Aim of the exercise: Before doing anything else, copy the entries below exactly.

─── Material for this task ───

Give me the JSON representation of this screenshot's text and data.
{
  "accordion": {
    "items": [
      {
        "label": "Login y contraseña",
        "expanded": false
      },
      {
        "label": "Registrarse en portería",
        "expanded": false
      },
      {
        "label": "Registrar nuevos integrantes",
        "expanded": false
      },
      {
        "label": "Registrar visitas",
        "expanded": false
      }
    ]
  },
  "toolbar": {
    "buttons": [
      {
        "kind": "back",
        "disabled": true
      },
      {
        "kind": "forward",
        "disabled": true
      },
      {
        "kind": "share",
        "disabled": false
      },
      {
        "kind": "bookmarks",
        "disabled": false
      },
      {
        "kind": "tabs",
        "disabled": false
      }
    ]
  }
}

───

Worked solution:
Give me the JSON representation of this screenshot's text and data.
{
  "accordion": {
    "items": [
      {
        "label": "Login y contraseña",
        "expanded": false
      },
      {
        "label": "Registrarse en portería",
        "expanded": false
      },
      {
        "label": "Registrar nuevos integrantes",
        "expanded": false
      },
      {
        "label": "Registrar visitas",
        "expanded": false
      }
    ]
  },
  "toolbar": {
    "buttons": [
      {
        "kind": "back",
        "disabled": true
      },
      {
        "kind": "forward",
        "disabled": true
      },
      {
        "kind": "share",
        "disabled": false
      },
      {
        "kind": "bookmarks",
        "disabled": false
      },
      {
        "kind": "tabs",
        "disabled": false
      }
    ]
  }
}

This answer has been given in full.